We made an unscheduled stop to see a wooden bridge in Illinois because the movie Bridges of Madison County piqued that interest.

High water, time and distance kept us from traveling off the interstate in the same area to see Ronald Reagan's birthplace.

We did stop at a rest stop near the birthplace of Herbert Hoover.

The information at the stop made it almost as good as taking time for the jaunt to the local town.

The combination of living near Hoover Dam and growing up in the same town in Oregon where Hoover spent several boyhood years sparked that interest.

If you are the local tourism director trying to get me to stop, I am driving you crazy trying to figure out which of my many quirks would be your key marketing tool!

I can give that tourism director a couple of more useful clues.

My first trip through Kingman was to get from Las Vegas to the Grand Canyon on the way home from a long trip.

The Grand Canyon is the most visited spot in America and closer to Kingman than I thought before I moved here.

Las Vegas is a great draw from all over the world.

Of course, Kingman is still the "Heart of Route 66."

Can Kingman tourism stop more people headed for Vegas and the Grand Canyon?

I took a Route 66 guidebook with me because we traveled it from Kingman to a few miles east of St.

Louis.

Did you ever try to read a guidebook upside down and backwards? The guidebook I had sure assumed everyone traveled from Chicago west to Los Angeles!

Someone who appeared to get lost west of Albuquerque wrote the specific book I used.

Arizona and California were barely mentioned and the section of Route 66 from Seligman through Kingman and Oatman was not mentioned.

I attended a meeting of Arizona highway tourism researchers who had looked at Route 66 in the state.

Their time was spent in the Flagstaff area and east to New Mexico.

The picture they showed of Kingman was from somewhere else!

I have often wondered why the recently celebrated 75th anniversary of Route 66 did not rate a special issue of Arizona Highways-or at least some mention.

Maybe those of us living here have not recognized the tourism potential either.

A few years ago, I spent a week on a cruise taking meals with a couple from England who lived just outside London.

London is still high on my travel list.

The man worked in the town where Princess Diane is buried.

I asked them what I should visit as a tourist in London and England.

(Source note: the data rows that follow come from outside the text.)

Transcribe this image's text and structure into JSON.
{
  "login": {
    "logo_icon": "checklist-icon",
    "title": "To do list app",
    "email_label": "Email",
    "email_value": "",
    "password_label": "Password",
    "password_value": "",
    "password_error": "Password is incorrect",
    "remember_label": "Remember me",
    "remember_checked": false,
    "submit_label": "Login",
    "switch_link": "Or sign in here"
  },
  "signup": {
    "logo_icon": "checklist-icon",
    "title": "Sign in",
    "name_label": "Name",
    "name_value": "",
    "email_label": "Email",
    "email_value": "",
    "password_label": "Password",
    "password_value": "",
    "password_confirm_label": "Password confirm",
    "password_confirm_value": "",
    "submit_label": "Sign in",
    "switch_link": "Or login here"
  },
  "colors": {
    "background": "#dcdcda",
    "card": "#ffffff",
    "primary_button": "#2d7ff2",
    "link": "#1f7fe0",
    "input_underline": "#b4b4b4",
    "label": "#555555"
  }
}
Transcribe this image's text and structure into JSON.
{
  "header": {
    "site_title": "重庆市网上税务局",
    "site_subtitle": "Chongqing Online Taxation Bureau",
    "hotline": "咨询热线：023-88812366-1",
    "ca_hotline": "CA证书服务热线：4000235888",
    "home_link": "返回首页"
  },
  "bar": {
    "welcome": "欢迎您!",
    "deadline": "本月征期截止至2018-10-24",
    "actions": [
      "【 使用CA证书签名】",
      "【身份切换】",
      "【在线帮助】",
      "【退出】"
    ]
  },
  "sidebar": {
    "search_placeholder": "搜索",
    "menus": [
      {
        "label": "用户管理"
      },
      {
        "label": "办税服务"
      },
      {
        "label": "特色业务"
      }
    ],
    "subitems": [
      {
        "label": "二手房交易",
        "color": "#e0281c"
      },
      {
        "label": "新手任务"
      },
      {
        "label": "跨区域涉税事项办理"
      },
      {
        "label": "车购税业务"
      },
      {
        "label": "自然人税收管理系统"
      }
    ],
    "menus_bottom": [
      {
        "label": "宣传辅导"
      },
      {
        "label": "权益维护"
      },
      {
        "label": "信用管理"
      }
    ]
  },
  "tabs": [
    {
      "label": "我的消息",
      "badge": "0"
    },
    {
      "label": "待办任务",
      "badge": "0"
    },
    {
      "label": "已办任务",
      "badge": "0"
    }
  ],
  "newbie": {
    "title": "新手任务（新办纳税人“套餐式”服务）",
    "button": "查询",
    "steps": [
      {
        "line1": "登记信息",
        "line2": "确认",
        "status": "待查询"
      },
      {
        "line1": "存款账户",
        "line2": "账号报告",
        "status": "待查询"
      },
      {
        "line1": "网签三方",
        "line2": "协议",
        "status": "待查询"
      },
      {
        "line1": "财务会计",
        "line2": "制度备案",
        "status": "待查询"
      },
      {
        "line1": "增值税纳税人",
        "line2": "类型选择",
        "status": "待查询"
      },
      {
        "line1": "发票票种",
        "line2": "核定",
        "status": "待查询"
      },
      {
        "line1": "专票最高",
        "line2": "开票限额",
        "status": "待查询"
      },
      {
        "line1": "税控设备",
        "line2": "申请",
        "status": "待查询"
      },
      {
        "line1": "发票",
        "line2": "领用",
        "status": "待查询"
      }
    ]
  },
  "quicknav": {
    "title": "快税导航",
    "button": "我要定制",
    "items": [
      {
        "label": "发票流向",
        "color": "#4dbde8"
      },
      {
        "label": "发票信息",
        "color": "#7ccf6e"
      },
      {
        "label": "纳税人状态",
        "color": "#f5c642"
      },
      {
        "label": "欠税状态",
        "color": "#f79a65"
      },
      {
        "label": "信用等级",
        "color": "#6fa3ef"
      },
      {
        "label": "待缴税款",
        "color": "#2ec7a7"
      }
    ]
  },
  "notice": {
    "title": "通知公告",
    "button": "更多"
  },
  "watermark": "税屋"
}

"There is nothing to see in London," she replied!

I was astounded.

Then, I began to think about hometowns across America, including

Marvin Robertson is the city hall and transportation reporter for the Miner.